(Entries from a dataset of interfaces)
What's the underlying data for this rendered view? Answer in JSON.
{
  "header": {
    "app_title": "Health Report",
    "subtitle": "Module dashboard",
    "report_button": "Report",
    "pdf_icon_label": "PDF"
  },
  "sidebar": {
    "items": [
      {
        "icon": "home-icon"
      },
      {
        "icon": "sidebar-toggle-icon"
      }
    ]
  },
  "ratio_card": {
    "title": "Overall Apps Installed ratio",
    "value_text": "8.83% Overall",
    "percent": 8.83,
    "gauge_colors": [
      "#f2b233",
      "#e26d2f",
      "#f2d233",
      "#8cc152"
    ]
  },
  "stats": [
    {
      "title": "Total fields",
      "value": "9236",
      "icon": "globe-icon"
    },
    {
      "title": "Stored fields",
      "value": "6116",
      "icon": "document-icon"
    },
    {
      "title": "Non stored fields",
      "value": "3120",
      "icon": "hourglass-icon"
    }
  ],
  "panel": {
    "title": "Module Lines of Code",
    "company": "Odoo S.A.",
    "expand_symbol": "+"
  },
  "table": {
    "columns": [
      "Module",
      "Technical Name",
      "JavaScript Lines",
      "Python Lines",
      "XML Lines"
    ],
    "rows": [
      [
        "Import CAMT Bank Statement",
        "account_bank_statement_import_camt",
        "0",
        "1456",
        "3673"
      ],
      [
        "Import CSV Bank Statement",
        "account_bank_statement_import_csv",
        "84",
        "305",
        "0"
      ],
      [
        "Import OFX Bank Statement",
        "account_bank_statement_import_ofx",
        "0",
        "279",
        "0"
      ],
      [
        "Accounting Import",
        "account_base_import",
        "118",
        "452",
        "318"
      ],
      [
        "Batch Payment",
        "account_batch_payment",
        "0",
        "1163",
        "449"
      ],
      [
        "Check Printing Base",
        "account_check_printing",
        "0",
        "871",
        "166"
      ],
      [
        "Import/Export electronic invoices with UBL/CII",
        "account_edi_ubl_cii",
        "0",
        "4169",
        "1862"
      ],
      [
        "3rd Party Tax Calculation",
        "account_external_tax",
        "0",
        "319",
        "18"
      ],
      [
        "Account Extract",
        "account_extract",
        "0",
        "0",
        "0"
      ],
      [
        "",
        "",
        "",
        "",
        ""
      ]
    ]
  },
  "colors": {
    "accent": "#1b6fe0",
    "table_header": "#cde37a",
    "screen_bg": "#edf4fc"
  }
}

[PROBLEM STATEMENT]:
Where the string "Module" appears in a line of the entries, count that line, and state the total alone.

[TASK ANSWER]:
3